:: DATA FOR PROCESSING ::
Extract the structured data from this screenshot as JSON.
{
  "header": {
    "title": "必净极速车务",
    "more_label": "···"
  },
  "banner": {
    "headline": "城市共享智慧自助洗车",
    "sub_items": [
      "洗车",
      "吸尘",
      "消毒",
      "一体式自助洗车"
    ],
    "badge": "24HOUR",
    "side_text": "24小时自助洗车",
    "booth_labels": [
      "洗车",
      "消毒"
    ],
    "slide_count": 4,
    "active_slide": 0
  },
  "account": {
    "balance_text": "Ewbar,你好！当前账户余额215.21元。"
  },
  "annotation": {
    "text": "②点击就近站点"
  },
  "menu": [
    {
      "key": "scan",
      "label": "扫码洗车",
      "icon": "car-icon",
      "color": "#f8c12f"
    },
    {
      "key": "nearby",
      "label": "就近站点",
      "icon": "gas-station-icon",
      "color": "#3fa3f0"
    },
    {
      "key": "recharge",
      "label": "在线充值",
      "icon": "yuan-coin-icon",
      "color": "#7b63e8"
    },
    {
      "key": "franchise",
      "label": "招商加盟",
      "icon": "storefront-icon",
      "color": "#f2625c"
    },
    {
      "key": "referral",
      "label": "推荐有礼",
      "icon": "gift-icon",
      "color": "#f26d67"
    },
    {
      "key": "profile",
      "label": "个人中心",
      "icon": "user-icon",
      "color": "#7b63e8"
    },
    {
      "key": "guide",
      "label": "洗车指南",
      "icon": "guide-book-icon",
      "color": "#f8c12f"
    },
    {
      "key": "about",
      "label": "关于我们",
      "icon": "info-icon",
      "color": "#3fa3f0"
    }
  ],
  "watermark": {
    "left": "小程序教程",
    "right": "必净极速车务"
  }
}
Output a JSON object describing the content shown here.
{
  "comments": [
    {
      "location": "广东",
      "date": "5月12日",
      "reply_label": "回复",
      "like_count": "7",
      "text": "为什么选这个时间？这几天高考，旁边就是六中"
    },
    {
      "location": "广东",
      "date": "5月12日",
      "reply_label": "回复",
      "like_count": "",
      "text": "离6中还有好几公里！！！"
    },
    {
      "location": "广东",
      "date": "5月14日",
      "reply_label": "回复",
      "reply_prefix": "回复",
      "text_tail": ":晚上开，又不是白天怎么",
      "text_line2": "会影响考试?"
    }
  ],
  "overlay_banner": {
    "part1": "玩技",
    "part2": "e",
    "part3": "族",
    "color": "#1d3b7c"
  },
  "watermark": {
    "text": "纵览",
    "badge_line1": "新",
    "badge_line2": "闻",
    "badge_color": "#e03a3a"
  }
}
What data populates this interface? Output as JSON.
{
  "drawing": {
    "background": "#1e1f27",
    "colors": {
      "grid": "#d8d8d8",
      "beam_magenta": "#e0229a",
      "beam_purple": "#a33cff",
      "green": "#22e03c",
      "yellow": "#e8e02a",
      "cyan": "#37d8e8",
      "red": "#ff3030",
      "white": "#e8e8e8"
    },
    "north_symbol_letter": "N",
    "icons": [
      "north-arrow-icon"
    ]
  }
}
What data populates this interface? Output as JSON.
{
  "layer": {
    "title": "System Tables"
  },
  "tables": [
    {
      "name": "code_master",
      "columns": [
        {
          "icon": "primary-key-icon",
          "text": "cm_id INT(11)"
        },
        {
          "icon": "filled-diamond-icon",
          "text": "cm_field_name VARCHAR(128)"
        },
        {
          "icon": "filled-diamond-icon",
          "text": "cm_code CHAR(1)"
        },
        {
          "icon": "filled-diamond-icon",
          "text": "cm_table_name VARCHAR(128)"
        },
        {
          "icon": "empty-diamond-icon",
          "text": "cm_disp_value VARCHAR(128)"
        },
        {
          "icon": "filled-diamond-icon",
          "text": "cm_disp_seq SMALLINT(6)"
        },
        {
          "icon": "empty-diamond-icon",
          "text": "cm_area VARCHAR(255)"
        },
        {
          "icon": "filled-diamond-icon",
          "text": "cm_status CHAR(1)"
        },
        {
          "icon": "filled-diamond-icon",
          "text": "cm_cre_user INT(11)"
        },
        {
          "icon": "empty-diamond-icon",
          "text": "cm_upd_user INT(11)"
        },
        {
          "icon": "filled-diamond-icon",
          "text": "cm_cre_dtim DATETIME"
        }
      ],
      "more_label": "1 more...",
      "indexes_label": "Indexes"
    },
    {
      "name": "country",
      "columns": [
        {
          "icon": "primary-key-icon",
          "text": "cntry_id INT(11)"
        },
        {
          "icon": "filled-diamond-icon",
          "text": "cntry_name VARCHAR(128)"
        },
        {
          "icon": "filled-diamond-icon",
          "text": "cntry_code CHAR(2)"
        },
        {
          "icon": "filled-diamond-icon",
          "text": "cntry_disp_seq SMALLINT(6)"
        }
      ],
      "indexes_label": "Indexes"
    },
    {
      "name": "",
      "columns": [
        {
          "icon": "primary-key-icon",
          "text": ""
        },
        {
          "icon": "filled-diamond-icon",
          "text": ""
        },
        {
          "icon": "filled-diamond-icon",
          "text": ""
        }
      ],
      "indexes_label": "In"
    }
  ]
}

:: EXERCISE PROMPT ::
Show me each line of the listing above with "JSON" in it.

:: SOLUTION TO THIS PROBLEM ::
Extract the structured data from this screenshot as JSON.
Output a JSON object describing the content shown here.
What data populates this interface? Output as JSON.
What data populates this interface? Output as JSON.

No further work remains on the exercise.